### Your instructions
Across the following data, state how many lines include the word "this". Provide the number alone.

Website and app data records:
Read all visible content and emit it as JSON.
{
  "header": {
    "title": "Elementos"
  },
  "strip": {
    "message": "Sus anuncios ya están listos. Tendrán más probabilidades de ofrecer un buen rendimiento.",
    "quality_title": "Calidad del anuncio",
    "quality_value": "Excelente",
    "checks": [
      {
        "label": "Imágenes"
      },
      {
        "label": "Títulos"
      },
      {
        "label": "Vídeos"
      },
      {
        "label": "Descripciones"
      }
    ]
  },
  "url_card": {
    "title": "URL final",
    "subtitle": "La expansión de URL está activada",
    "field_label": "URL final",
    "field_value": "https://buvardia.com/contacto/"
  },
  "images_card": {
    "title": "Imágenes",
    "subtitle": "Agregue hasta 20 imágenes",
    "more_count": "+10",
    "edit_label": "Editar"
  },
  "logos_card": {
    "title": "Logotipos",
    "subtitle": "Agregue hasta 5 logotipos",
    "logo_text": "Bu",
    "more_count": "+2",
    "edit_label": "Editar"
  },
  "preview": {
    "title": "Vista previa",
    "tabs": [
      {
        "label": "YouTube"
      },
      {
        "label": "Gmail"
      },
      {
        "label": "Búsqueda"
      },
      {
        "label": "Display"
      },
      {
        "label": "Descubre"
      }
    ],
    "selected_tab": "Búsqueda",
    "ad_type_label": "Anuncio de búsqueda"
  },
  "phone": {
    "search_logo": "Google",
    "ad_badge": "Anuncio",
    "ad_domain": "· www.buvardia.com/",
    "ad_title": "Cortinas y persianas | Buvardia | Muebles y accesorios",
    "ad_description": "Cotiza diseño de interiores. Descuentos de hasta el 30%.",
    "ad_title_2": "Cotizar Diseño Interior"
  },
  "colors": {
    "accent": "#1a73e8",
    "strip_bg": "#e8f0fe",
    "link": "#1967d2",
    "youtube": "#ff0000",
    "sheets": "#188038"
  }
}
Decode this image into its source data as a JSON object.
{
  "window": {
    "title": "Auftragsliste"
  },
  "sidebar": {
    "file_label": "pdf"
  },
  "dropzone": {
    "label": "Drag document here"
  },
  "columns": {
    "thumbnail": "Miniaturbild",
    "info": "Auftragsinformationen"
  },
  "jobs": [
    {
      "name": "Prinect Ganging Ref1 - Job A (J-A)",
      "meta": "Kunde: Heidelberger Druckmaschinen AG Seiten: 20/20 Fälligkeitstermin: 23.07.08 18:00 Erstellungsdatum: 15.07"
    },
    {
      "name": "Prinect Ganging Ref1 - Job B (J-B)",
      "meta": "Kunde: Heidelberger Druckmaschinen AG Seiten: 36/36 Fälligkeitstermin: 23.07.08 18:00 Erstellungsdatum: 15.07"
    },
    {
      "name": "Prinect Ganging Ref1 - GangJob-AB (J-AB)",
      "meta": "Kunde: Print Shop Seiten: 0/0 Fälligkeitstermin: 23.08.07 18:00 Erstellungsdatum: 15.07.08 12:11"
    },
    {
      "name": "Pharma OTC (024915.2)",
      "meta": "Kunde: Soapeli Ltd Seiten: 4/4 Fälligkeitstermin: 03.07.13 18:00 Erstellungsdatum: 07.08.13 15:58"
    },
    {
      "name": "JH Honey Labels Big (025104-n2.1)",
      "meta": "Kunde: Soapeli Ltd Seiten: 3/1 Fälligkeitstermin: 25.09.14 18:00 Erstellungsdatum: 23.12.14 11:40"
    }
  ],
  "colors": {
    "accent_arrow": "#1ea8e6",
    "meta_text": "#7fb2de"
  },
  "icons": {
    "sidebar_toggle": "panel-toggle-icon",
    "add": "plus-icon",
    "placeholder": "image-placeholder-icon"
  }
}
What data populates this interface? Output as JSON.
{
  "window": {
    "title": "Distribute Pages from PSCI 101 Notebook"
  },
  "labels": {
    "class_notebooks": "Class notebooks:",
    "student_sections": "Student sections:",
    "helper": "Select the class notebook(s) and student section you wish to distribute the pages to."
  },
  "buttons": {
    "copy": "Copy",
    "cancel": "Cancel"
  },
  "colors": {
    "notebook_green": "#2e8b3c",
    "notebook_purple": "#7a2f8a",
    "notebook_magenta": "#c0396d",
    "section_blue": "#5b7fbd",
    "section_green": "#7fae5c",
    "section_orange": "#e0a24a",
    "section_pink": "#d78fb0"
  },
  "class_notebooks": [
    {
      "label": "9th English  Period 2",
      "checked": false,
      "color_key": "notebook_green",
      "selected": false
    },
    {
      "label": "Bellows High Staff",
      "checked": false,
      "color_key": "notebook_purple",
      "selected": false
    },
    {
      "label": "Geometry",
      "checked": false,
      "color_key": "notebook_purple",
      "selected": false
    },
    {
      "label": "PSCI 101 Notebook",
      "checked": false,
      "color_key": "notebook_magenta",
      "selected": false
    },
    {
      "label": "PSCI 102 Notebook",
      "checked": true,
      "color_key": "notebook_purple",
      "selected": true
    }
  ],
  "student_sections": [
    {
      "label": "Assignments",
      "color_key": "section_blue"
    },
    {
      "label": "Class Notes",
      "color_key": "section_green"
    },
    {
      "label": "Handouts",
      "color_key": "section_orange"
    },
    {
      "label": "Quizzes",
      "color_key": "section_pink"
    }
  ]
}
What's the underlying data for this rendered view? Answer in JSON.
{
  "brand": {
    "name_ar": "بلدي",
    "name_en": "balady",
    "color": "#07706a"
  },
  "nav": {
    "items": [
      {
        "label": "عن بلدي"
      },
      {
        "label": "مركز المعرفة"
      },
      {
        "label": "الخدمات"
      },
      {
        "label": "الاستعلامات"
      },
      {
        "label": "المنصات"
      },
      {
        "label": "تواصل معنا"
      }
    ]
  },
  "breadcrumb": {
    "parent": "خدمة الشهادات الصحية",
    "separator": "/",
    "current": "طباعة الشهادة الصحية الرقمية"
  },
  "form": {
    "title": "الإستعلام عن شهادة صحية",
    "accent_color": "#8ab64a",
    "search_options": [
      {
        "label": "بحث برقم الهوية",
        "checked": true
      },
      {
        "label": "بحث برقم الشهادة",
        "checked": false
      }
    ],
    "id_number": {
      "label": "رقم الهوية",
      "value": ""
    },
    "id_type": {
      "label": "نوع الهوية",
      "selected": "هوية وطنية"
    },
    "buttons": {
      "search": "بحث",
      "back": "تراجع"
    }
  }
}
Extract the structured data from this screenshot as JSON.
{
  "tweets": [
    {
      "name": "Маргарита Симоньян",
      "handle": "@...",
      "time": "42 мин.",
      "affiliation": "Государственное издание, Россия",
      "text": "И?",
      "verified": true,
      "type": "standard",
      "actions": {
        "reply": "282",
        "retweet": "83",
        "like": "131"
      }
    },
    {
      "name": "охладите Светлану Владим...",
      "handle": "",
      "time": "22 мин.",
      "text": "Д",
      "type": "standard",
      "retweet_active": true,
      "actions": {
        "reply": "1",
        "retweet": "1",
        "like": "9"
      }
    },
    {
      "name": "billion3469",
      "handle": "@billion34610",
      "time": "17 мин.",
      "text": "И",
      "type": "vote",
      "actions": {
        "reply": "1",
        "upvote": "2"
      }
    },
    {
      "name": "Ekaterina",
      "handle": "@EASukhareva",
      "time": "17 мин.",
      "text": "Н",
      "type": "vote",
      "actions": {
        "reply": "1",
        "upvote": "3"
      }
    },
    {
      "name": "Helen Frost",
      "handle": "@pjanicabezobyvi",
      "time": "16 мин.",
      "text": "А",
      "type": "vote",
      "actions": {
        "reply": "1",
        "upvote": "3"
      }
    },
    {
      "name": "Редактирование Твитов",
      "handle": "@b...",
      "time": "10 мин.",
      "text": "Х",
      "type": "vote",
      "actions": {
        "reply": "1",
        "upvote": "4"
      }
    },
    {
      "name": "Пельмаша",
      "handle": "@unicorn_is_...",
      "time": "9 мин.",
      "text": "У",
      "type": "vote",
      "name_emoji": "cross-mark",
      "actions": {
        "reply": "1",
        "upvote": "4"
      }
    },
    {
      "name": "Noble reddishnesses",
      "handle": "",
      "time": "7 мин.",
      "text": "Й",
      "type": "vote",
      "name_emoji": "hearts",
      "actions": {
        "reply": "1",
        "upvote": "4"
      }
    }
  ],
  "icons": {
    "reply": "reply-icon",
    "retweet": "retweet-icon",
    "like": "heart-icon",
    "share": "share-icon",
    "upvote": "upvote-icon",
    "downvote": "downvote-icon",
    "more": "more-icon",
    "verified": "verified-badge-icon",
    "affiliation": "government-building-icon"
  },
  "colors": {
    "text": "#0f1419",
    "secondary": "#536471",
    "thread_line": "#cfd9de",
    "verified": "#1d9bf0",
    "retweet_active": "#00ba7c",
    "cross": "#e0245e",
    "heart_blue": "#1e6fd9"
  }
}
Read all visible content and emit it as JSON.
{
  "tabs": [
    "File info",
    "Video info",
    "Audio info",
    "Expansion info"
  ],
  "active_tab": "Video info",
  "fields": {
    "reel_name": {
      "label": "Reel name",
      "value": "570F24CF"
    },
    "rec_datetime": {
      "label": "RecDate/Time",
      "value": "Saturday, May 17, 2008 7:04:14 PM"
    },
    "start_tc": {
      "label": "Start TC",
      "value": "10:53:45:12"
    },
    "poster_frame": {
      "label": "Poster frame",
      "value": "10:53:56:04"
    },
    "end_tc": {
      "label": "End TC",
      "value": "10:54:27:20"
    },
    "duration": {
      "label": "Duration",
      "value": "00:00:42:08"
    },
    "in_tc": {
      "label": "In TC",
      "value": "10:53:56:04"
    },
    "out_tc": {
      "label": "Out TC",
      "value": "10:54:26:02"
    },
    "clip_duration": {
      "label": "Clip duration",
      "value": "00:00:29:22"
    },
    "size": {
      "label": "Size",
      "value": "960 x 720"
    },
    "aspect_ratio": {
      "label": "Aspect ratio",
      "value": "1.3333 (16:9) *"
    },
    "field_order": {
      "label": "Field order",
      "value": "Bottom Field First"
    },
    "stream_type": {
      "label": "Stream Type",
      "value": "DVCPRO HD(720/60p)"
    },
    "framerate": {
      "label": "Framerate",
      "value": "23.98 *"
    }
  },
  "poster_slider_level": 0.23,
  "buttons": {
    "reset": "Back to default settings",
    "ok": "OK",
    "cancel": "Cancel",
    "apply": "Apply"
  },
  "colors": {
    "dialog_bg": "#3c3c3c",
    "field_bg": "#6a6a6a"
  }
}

### Completed task
4